**REQUIRED WORK:**
Each line of the material below with the word "Marketing" is to be reported.

**DATA SUPPLIED:**

# # # #

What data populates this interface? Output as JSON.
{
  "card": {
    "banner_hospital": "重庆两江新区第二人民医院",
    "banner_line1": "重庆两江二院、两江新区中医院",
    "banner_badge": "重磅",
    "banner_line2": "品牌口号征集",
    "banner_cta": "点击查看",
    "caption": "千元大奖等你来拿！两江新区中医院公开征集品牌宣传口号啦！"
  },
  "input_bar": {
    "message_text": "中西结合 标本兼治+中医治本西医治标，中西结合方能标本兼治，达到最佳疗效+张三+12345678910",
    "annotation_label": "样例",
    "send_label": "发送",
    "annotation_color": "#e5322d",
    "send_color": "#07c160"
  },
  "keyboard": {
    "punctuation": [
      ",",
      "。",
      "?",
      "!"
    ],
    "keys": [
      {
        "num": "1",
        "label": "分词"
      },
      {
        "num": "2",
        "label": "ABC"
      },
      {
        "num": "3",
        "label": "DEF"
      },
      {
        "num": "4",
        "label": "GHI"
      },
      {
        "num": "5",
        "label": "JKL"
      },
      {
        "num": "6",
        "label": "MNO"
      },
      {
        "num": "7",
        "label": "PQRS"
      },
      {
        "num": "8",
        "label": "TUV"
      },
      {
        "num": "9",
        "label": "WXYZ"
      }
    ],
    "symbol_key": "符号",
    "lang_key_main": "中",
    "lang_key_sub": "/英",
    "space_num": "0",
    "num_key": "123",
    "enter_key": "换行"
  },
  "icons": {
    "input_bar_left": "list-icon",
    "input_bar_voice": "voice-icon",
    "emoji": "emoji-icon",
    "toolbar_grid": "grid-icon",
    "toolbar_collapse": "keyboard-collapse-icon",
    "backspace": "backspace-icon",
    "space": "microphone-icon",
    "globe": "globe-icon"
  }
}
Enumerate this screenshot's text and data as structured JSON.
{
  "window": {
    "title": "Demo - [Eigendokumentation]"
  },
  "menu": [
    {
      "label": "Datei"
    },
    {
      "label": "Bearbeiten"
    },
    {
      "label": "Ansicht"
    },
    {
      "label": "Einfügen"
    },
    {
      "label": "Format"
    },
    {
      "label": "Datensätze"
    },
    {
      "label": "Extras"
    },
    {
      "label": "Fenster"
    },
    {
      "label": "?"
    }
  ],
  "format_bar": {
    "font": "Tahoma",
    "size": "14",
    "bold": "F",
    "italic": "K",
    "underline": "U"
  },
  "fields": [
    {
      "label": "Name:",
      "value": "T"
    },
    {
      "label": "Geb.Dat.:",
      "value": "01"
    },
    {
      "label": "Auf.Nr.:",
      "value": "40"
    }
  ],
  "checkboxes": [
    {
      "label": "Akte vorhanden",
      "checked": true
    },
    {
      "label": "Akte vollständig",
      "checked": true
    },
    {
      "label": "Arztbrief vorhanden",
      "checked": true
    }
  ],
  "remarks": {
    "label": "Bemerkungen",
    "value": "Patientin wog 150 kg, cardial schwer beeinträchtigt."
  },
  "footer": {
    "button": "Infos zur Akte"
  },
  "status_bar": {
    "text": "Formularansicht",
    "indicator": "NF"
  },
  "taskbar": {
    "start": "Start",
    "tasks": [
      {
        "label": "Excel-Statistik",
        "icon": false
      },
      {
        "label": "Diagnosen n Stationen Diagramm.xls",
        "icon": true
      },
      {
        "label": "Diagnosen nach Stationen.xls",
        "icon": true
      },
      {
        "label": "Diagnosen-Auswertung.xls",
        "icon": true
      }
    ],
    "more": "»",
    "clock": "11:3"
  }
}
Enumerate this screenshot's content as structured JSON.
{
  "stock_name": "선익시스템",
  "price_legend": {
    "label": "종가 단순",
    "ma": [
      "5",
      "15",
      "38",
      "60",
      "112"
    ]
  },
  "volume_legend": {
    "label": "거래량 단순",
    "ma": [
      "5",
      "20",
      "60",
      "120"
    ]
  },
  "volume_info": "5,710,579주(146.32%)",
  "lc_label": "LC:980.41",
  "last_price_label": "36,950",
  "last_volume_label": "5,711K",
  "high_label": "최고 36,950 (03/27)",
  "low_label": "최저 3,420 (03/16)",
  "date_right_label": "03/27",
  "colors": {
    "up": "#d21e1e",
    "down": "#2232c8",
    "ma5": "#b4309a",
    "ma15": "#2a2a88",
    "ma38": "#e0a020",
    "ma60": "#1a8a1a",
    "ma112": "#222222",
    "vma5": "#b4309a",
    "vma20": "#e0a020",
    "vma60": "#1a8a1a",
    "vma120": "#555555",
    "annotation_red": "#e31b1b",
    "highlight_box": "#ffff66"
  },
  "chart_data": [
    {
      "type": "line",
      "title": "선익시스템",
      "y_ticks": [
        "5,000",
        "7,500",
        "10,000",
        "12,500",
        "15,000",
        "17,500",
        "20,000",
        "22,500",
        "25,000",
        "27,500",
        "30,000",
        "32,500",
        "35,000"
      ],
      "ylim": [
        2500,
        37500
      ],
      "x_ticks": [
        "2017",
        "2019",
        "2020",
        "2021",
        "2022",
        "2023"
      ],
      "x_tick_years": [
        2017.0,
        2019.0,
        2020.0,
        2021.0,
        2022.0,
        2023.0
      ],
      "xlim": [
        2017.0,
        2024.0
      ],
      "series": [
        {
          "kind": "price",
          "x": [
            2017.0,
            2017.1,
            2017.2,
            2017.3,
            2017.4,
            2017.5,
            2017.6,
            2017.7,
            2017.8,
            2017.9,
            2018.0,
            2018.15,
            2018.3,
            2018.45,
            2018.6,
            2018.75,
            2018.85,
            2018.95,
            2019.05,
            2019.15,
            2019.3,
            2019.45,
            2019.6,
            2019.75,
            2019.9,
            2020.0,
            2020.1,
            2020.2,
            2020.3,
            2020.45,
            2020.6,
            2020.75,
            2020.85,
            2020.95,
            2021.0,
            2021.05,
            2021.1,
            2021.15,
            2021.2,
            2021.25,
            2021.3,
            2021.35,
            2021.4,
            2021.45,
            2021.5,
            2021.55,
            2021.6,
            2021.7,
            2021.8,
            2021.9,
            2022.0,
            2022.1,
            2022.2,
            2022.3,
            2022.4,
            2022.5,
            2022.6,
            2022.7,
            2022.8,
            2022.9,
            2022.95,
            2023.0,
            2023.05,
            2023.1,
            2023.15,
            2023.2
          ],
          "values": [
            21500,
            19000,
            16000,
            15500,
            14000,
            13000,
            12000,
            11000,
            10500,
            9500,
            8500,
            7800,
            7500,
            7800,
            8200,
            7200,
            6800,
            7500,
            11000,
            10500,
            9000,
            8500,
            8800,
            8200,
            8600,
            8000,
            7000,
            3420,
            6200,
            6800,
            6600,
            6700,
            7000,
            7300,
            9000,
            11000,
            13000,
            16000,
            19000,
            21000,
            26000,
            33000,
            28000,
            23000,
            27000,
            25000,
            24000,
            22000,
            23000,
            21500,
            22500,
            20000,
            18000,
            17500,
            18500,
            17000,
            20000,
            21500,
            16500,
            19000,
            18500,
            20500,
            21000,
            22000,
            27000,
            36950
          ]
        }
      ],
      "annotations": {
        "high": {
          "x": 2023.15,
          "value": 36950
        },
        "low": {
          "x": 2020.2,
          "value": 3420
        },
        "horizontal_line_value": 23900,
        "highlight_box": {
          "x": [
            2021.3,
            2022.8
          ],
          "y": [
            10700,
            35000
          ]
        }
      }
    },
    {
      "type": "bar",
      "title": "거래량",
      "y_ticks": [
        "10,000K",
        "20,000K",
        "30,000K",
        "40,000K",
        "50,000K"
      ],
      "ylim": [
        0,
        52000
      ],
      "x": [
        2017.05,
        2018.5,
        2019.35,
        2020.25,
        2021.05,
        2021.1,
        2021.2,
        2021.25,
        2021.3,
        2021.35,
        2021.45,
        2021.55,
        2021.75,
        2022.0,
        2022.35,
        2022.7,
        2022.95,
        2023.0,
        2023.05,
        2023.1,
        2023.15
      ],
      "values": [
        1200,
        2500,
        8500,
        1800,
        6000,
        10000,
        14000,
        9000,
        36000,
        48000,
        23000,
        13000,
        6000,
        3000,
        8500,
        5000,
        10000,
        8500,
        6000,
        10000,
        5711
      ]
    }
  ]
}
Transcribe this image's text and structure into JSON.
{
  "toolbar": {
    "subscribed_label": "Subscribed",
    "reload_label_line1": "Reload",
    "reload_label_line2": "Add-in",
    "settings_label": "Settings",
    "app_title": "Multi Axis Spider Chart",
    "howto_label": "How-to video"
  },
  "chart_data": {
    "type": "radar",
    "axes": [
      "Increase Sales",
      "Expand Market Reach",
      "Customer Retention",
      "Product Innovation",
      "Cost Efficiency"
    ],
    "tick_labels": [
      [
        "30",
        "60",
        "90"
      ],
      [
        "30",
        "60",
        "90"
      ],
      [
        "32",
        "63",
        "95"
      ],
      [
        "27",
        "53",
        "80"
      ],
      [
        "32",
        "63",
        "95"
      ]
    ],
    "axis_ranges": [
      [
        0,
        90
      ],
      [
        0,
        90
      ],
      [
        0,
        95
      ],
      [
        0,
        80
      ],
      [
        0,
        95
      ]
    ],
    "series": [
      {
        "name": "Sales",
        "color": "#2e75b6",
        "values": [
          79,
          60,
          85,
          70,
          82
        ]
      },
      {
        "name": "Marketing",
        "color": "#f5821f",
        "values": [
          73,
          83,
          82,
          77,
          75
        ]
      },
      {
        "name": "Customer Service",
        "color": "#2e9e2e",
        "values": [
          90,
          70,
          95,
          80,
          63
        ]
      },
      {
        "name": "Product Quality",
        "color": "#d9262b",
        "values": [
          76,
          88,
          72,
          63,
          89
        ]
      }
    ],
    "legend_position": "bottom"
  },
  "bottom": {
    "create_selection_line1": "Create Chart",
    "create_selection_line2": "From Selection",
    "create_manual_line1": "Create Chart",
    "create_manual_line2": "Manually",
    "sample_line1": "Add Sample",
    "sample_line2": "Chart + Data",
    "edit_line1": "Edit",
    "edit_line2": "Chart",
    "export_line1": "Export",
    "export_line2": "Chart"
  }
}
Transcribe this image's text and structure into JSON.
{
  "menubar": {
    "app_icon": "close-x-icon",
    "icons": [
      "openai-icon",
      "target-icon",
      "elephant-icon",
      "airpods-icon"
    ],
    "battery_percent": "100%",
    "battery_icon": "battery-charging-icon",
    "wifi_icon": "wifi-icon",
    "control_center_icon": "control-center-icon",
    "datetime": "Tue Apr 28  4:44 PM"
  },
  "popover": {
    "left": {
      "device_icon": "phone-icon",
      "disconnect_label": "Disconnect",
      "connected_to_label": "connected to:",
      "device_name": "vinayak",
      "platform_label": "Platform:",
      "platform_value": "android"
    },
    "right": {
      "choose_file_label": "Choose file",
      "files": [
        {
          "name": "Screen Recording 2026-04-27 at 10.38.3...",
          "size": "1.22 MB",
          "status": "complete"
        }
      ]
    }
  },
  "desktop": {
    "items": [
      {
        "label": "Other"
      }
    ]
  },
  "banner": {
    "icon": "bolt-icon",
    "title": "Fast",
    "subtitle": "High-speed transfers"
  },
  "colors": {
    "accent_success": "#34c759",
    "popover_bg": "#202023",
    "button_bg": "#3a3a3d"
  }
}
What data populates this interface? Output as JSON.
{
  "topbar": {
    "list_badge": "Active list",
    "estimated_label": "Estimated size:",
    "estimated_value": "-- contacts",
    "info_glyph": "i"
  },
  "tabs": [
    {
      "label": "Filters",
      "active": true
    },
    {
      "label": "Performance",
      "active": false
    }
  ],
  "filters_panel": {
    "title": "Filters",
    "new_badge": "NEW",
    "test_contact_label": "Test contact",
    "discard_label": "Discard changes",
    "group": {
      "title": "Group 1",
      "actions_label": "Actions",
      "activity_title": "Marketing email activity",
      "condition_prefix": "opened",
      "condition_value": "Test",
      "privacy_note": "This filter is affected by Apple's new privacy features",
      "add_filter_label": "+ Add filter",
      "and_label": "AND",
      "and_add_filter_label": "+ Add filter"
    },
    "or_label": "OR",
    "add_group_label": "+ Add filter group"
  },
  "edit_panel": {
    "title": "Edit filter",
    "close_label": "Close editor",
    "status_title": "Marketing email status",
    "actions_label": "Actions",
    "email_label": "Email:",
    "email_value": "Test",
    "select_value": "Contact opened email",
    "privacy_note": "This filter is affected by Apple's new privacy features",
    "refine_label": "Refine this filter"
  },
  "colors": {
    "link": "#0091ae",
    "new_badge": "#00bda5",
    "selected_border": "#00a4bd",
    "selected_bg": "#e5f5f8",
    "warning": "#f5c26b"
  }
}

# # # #

**ANSWER SECTION:**
        "name": "Marketing",
      "activity_title": "Marketing email activity",
    "status_title": "Marketing email status",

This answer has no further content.